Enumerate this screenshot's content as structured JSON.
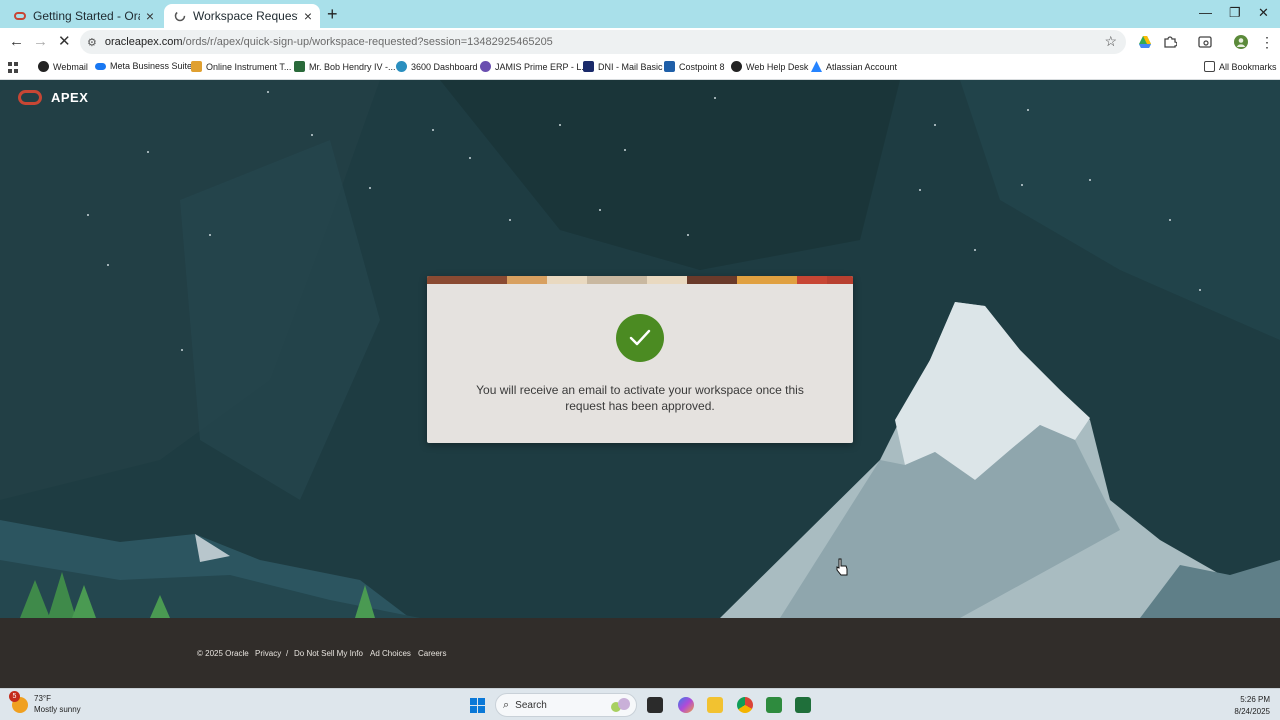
{
  "browser": {
    "tabs": [
      {
        "label": "Getting Started - Oracle APEX",
        "active": false
      },
      {
        "label": "Workspace Requested",
        "active": true
      }
    ],
    "new_tab": "+",
    "url_host": "oracleapex.com",
    "url_path": "/ords/r/apex/quick-sign-up/workspace-requested?session=13482925465205",
    "bookmarks": [
      {
        "label": "Webmail",
        "icon": "globe-icon",
        "color": "#222222"
      },
      {
        "label": "Meta Business Suite",
        "icon": "meta-icon",
        "color": "#1877f2"
      },
      {
        "label": "Online Instrument T...",
        "icon": "instrument-icon",
        "color": "#e0a030"
      },
      {
        "label": "Mr. Bob Hendry IV -...",
        "icon": "bookmark-site-icon",
        "color": "#2a6a3a"
      },
      {
        "label": "3600 Dashboard",
        "icon": "dashboard-icon",
        "color": "#2a8fbf"
      },
      {
        "label": "JAMIS Prime ERP - L...",
        "icon": "jamis-icon",
        "color": "#6a4fb0"
      },
      {
        "label": "DNI - Mail Basic",
        "icon": "mail-icon",
        "color": "#1a2a6a"
      },
      {
        "label": "Costpoint 8",
        "icon": "costpoint-icon",
        "color": "#1f5fa8"
      },
      {
        "label": "Web Help Desk",
        "icon": "globe-icon",
        "color": "#222222"
      },
      {
        "label": "Atlassian Account",
        "icon": "atlassian-icon",
        "color": "#2684ff"
      }
    ],
    "all_bookmarks": "All Bookmarks"
  },
  "page": {
    "logo": "APEX",
    "message": "You will receive an email to activate your workspace once this request has been approved.",
    "accent": "#4b8b22",
    "brand": "#c74634"
  },
  "footer": {
    "copyright": "© 2025 Oracle",
    "privacy": "Privacy",
    "separator": "/",
    "do_not_sell": "Do Not Sell My Info",
    "ad_choices": "Ad Choices",
    "careers": "Careers"
  },
  "taskbar": {
    "weather_badge": "5",
    "temperature": "73°F",
    "condition": "Mostly sunny",
    "search_label": "Search",
    "time": "5:26 PM",
    "date": "8/24/2025"
  }
}
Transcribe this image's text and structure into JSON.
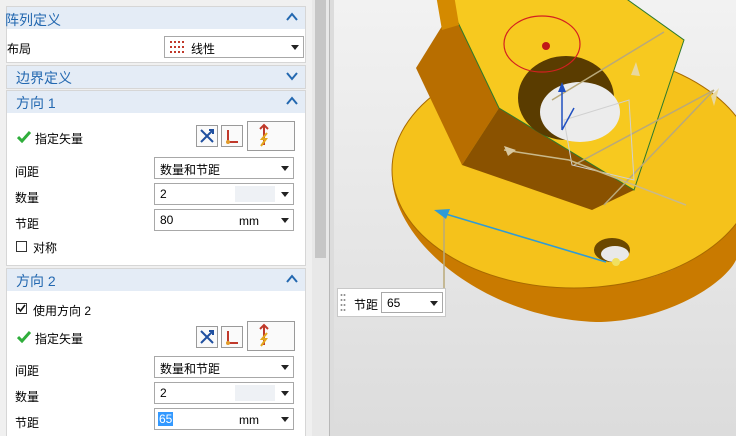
{
  "pattern_def": {
    "title": "阵列定义",
    "layout_label": "布局",
    "layout_value": "线性"
  },
  "boundary": {
    "title": "边界定义"
  },
  "dir1": {
    "title": "方向 1",
    "vector_label": "指定矢量",
    "spacing_label": "间距",
    "spacing_value": "数量和节距",
    "count_label": "数量",
    "count_value": "2",
    "pitch_label": "节距",
    "pitch_value": "80",
    "pitch_unit": "mm",
    "symmetric_label": "对称"
  },
  "dir2": {
    "title": "方向 2",
    "use_label": "使用方向 2",
    "use_checked": true,
    "vector_label": "指定矢量",
    "spacing_label": "间距",
    "spacing_value": "数量和节距",
    "count_label": "数量",
    "count_value": "2",
    "pitch_label": "节距",
    "pitch_value": "65",
    "pitch_unit": "mm"
  },
  "viewport_input": {
    "label": "节距",
    "value": "65"
  },
  "colors": {
    "accent": "#2368b0",
    "header_bg": "#e4ecf6",
    "part": "#f5c21b",
    "check": "#2fae3b",
    "arrow": "#2f9bd6"
  },
  "icons": [
    "chevron-up-icon",
    "chevron-down-icon",
    "checkmark-icon",
    "swap-direction-icon",
    "vector-icon",
    "inferred-vector-icon",
    "grip-icon"
  ]
}
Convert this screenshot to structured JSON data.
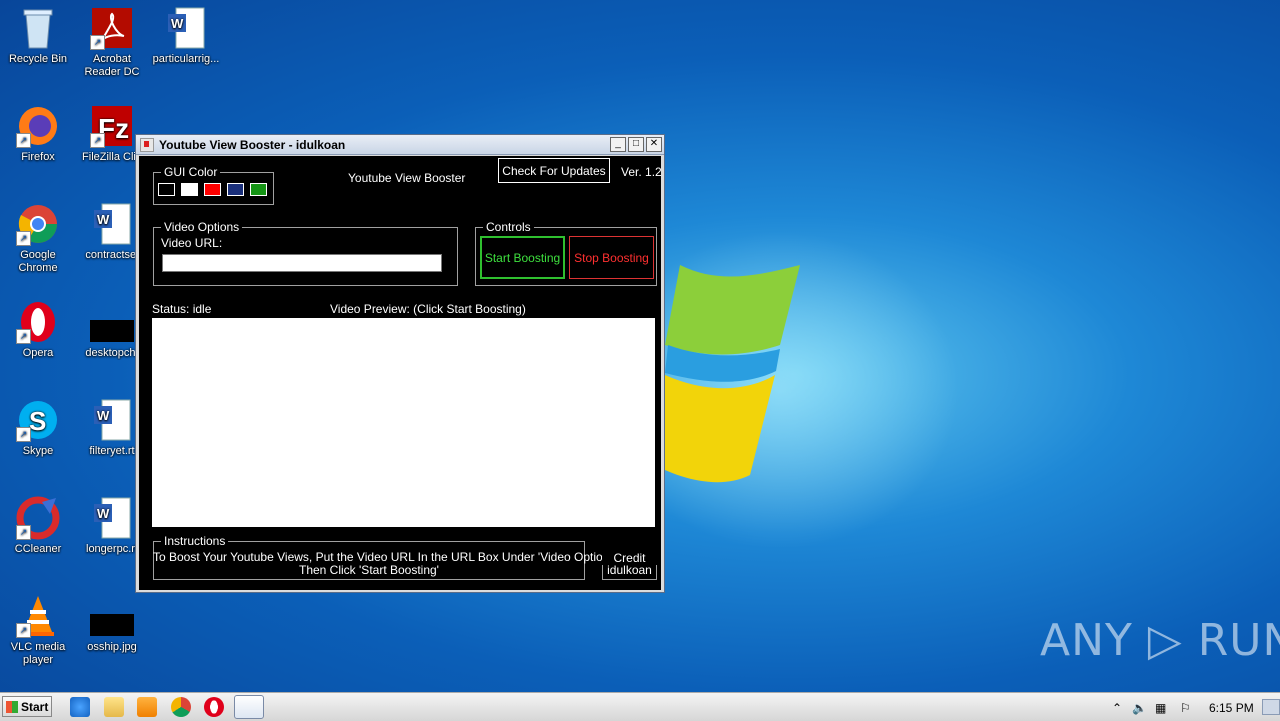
{
  "desktop": {
    "icons": [
      {
        "label": "Recycle Bin"
      },
      {
        "label": "Acrobat\nReader DC"
      },
      {
        "label": "particularrig..."
      },
      {
        "label": "Firefox"
      },
      {
        "label": "FileZilla Clie"
      },
      {
        "label": "Google\nChrome"
      },
      {
        "label": "contractsel"
      },
      {
        "label": "Opera"
      },
      {
        "label": "desktopch."
      },
      {
        "label": "Skype"
      },
      {
        "label": "filteryet.rt"
      },
      {
        "label": "CCleaner"
      },
      {
        "label": "longerpc.rt"
      },
      {
        "label": "VLC media\nplayer"
      },
      {
        "label": "osship.jpg"
      }
    ]
  },
  "window": {
    "title": "Youtube View Booster - idulkoan",
    "min_glyph": "_",
    "max_glyph": "□",
    "close_glyph": "✕",
    "app_name": "Youtube View Booster",
    "version": "Ver. 1.2",
    "check_updates_label": "Check For Updates",
    "gui_color": {
      "legend": "GUI Color",
      "swatches": [
        "#000000",
        "#ffffff",
        "#ff0000",
        "#1a2f7a",
        "#159415"
      ]
    },
    "video_options": {
      "legend": "Video Options",
      "url_label": "Video URL:",
      "url_value": ""
    },
    "controls": {
      "legend": "Controls",
      "start_label": "Start Boosting",
      "stop_label": "Stop Boosting"
    },
    "status": "Status: idle",
    "preview_label": "Video Preview: (Click Start Boosting)",
    "instructions": {
      "legend": "Instructions",
      "line1": "To Boost Your Youtube Views, Put the Video URL In the URL Box Under 'Video Options'",
      "line2": "Then Click 'Start Boosting'"
    },
    "credit": {
      "legend": "Credit",
      "name": "idulkoan"
    }
  },
  "taskbar": {
    "start_label": "Start",
    "clock": "6:15 PM"
  },
  "watermark": "ANY ▷ RUN",
  "colors": {
    "accent_green": "#3ee03e",
    "accent_red": "#ff3030"
  }
}
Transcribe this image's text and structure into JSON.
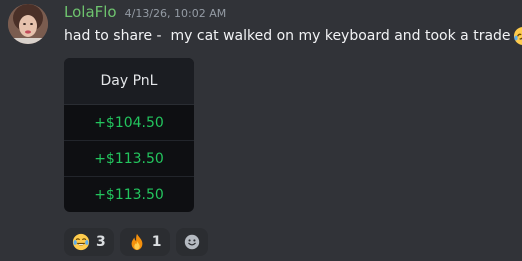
{
  "message": {
    "author": "LolaFlo",
    "timestamp": "4/13/26, 10:02 AM",
    "text": "had to share -  my cat walked on my keyboard and took a trade",
    "inline_emoji": "rolling-on-floor-laughing-icon",
    "author_color": "#6ec36e"
  },
  "attachment": {
    "header": "Day PnL",
    "rows": [
      "+$104.50",
      "+$113.50",
      "+$113.50"
    ],
    "value_color": "#23c55e"
  },
  "reactions": [
    {
      "emoji": "joy-icon",
      "count": "3"
    },
    {
      "emoji": "fire-icon",
      "count": "1"
    },
    {
      "emoji": "add-reaction-icon",
      "count": ""
    }
  ]
}
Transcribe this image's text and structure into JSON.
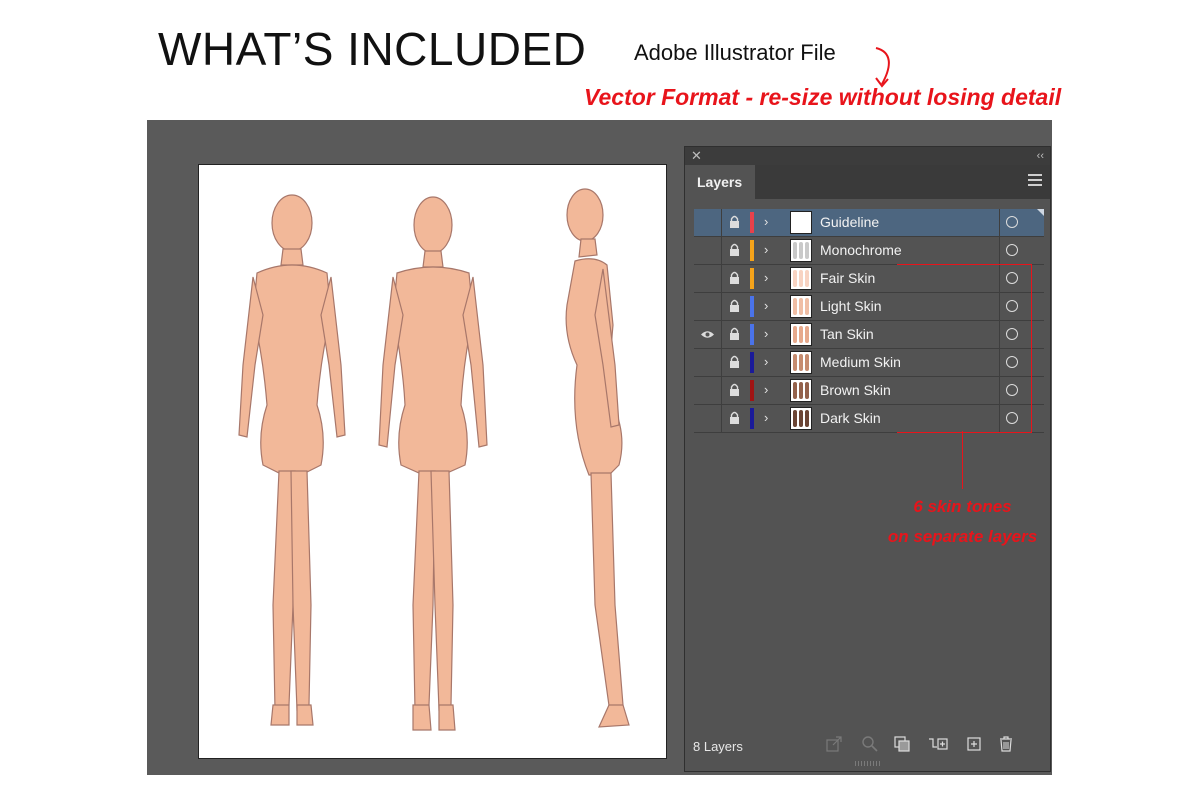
{
  "header": {
    "title": "WHAT’S INCLUDED",
    "file_type": "Adobe Illustrator File",
    "format_note": "Vector Format - re-size without losing detail"
  },
  "colors": {
    "accent_red": "#e8141b",
    "workspace_bg": "#5a5a5a",
    "panel_bg": "#535353",
    "selected_row": "#4d6680",
    "skin": "#f2b899",
    "skin_outline": "#a8776a"
  },
  "layers_panel": {
    "tab_label": "Layers",
    "close_glyph": "✕",
    "collapse_glyph": "‹‹",
    "layers": [
      {
        "name": "Guideline",
        "color": "#e8414b",
        "visible": false,
        "selected": true,
        "thumb": "blank"
      },
      {
        "name": "Monochrome",
        "color": "#f5a31a",
        "visible": false,
        "selected": false,
        "thumb": "#c9c9c9"
      },
      {
        "name": "Fair Skin",
        "color": "#f5a31a",
        "visible": false,
        "selected": false,
        "thumb": "#f8d3c2"
      },
      {
        "name": "Light Skin",
        "color": "#4a73ea",
        "visible": false,
        "selected": false,
        "thumb": "#f0bea5"
      },
      {
        "name": "Tan Skin",
        "color": "#4a73ea",
        "visible": true,
        "selected": false,
        "thumb": "#e6a98c"
      },
      {
        "name": "Medium Skin",
        "color": "#1a1a99",
        "visible": false,
        "selected": false,
        "thumb": "#c68c70"
      },
      {
        "name": "Brown Skin",
        "color": "#a01414",
        "visible": false,
        "selected": false,
        "thumb": "#94614b"
      },
      {
        "name": "Dark Skin",
        "color": "#1a1a99",
        "visible": false,
        "selected": false,
        "thumb": "#6b4434"
      }
    ],
    "layer_count": "8 Layers"
  },
  "annotation": {
    "line1": "6 skin tones",
    "line2": "on separate layers"
  }
}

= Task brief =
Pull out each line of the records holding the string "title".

= Exercise output =
    "title": "阵列定义",
    "title": "边界定义"
    "title": "方向 1",
    "title": "方向 2",
    "title": "Youtube View Booster - idulkoan",
    "title": "WHAT’S INCLUDED",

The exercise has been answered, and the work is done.